Saud Mirza, another senior police officer, confirmed that Khan had previously been threatened by the Pakistani Taliban and had recently received a written threat.
Witness Naeem Shaikh said he was taking his children to school when he heard a huge explosion.
"I went across a lane and saw this house destroyed and huge flames around it," said Shaikh, who lives in the area.
He saw the bodies of a boy, later identified as a second-year school pupil, and his mother lying near the house. "The boy's schoolbag was lying shattered nearby," Shaikh said, choking.
There was no immediate claim of responsibility for the bombing.
Nearly 4,700 people have been killed across Pakistan in attacks blamed on Taliban and Al-Qaeda-linked networks based in the country's northwestern tribal belt since government troops stormed a radical mosque in Islamabad in 2007.
On Thursday, a bomber killed 46 people when he blew himself up in a crowd of mourners as they gathered for prayers in the northwestern town of Jandol, 100 kilometres (60 miles) from the once Taliban-infested Swat Valley.
Karachi, Pakistan's economic hub, is currently undergoing its worst ethnic- and politically-linked unrest in 16 years, with more than 100 people killed in one week alone last month.
The gang wars have been linked to ethnic tensions between the Mohajirs, the Urdu-speaking majority represented by the Muttahida Qaumi Movement (MQM), and Pashtun migrants affiliated to the rival Awami National Party (ANP).

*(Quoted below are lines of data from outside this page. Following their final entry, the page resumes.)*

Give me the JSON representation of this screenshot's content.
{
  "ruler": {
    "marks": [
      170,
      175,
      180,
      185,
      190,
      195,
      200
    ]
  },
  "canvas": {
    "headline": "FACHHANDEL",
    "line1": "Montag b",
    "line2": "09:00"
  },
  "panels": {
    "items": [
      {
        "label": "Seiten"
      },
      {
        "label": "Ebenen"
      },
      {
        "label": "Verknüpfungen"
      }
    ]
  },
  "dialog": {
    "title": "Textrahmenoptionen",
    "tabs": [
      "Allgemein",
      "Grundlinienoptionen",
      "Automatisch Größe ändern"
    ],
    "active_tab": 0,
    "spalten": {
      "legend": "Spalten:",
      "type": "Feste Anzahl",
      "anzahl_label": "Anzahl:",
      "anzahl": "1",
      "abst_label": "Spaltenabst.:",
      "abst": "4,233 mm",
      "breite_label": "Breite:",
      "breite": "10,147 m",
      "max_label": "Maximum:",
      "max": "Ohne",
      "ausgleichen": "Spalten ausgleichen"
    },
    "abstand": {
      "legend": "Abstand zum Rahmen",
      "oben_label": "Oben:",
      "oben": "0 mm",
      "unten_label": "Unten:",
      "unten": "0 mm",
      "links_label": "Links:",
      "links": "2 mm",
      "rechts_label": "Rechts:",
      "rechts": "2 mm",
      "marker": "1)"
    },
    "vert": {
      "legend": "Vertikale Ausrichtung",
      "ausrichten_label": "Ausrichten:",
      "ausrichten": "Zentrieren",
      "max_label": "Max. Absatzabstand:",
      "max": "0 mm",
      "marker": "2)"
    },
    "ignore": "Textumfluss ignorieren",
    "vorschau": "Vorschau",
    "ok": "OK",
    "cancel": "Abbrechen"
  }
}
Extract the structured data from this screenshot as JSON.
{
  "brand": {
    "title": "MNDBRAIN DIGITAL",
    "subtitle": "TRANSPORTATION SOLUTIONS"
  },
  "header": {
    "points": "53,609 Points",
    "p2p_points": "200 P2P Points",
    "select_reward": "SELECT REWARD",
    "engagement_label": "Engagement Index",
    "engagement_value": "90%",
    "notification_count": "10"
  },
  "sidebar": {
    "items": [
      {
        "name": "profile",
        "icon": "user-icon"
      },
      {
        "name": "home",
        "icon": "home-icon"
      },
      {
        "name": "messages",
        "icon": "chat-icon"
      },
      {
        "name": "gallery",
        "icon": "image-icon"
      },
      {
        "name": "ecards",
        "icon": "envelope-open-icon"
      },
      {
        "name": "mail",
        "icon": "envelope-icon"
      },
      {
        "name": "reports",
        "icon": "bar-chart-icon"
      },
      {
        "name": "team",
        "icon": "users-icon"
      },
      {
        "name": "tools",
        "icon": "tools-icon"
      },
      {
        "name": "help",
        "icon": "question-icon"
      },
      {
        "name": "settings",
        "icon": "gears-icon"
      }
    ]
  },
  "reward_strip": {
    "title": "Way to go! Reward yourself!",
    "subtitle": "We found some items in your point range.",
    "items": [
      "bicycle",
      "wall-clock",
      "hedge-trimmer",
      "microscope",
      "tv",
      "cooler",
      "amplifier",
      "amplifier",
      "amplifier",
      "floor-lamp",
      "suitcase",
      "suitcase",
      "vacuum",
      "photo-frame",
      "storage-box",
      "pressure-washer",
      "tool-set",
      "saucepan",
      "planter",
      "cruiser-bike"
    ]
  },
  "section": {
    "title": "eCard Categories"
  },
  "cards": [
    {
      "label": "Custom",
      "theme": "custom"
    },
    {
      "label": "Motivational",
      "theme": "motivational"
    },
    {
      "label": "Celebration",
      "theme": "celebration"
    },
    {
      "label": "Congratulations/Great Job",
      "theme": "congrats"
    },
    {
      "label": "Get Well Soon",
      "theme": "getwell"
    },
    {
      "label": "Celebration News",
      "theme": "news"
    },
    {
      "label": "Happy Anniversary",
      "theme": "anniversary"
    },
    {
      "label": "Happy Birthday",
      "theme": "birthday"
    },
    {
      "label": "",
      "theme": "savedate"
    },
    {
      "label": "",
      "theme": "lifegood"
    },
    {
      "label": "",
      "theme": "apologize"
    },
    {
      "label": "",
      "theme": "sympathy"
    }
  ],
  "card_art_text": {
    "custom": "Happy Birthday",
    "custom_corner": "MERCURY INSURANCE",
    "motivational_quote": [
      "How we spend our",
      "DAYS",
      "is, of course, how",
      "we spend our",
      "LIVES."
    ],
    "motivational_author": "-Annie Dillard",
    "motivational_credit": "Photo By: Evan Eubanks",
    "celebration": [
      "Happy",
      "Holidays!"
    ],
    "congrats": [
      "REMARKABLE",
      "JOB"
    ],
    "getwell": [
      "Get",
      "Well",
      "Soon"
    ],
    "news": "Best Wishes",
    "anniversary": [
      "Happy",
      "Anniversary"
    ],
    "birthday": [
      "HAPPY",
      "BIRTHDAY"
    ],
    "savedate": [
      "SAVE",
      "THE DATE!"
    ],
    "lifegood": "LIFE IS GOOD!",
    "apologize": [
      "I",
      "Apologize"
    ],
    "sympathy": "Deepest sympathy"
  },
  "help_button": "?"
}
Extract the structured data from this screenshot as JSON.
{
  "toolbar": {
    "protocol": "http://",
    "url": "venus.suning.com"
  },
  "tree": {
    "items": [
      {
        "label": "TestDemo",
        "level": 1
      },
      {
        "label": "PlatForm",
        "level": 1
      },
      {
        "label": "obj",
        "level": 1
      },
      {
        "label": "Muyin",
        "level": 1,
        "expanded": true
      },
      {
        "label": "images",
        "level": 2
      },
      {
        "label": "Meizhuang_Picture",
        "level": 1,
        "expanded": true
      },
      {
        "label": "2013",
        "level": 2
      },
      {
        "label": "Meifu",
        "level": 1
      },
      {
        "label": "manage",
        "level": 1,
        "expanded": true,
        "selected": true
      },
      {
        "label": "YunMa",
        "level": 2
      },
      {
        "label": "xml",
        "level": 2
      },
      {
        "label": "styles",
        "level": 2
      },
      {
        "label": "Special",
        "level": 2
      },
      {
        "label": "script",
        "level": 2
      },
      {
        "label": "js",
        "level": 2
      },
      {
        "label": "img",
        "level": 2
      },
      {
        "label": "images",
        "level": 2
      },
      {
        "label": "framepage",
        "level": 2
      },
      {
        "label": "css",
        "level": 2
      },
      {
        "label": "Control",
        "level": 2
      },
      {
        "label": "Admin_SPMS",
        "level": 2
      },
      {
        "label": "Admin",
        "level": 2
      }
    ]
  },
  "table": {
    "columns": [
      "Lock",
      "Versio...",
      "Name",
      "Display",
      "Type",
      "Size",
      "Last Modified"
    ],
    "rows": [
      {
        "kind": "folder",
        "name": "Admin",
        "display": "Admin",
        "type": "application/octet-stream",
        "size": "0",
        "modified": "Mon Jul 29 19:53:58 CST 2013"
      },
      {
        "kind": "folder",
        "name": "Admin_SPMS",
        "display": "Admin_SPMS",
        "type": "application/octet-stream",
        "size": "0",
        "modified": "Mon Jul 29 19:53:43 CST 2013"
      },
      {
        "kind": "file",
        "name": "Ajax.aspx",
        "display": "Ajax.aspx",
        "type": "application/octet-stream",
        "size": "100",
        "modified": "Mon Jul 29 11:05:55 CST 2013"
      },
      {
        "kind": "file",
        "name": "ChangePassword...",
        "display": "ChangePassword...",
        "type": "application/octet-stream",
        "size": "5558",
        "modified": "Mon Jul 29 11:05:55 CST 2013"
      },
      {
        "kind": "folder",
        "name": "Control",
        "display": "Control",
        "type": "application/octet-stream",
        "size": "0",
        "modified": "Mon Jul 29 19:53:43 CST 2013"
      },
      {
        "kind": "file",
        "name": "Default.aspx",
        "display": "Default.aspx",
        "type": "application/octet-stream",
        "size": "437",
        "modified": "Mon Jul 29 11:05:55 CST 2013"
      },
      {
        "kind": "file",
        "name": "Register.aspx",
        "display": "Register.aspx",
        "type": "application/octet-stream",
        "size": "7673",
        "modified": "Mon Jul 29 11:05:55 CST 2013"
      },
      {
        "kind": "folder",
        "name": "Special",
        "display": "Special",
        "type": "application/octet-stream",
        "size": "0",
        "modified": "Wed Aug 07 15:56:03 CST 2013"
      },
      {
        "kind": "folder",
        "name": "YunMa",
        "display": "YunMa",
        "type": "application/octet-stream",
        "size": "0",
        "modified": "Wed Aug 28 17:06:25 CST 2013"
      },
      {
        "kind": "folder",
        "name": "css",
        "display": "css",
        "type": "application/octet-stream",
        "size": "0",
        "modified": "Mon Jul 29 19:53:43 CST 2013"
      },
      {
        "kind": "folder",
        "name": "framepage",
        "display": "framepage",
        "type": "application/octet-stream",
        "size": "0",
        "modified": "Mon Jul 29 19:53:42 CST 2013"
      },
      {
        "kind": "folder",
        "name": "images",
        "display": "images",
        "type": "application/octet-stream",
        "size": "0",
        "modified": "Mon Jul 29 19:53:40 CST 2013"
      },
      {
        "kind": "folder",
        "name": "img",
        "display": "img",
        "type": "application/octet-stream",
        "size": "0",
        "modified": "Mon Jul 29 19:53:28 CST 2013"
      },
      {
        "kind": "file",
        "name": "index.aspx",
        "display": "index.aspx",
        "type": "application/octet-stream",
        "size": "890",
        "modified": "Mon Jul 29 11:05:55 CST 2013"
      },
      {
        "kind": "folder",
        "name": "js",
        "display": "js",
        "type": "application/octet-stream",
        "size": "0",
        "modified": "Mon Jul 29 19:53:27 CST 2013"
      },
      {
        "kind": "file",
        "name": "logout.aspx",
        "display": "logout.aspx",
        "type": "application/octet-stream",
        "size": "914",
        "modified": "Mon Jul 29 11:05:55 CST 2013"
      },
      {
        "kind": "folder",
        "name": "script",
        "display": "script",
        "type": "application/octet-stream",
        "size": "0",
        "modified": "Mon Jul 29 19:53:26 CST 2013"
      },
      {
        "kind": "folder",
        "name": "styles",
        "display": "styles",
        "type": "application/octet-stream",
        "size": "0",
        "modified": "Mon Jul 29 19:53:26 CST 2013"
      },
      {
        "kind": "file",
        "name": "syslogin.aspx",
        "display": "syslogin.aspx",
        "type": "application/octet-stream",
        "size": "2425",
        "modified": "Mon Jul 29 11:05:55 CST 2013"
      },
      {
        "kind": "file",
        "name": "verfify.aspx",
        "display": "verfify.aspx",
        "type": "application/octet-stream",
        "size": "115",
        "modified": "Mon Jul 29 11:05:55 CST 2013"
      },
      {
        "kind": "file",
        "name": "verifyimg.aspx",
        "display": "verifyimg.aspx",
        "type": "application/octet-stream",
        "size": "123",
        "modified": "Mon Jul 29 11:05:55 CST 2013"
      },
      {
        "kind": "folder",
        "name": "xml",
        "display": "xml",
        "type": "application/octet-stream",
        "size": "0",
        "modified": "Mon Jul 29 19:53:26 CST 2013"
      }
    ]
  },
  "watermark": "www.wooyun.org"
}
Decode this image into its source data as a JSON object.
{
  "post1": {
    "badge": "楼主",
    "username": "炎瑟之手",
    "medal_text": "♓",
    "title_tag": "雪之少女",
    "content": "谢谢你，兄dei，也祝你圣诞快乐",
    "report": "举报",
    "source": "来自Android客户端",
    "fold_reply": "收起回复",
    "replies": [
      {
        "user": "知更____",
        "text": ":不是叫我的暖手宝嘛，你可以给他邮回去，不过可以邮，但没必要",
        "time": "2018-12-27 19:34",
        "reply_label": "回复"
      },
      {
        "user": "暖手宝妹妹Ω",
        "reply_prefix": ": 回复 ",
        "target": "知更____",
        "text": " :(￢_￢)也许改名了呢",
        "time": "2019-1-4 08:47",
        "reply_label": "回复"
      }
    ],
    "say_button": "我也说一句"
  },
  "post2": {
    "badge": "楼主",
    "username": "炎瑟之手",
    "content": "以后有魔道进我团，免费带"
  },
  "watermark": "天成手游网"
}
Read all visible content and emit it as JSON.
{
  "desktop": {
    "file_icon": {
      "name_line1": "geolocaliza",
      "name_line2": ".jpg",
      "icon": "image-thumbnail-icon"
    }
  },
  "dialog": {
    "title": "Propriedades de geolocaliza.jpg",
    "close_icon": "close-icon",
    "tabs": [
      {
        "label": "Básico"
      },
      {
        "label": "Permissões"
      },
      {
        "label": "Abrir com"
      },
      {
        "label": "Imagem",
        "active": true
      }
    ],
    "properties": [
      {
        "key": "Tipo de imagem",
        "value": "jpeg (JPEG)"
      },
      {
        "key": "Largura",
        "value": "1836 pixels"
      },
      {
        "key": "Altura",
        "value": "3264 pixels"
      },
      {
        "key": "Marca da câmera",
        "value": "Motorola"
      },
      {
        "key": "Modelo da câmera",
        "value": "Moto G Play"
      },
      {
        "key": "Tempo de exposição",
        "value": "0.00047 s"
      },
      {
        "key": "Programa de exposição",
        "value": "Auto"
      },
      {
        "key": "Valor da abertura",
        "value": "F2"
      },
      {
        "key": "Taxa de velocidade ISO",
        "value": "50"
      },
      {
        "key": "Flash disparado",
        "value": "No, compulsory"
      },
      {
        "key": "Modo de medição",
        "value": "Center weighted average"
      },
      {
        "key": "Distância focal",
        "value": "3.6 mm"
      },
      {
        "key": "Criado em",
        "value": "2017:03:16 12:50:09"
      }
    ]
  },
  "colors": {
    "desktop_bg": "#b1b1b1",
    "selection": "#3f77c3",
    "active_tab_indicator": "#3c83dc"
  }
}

The nationally ruling Pakistan People's Party, which was elected in 2008 after nine years of military rule, insists that civilian authorities are capable of controlling the bloodshed, despite calls for military intervention.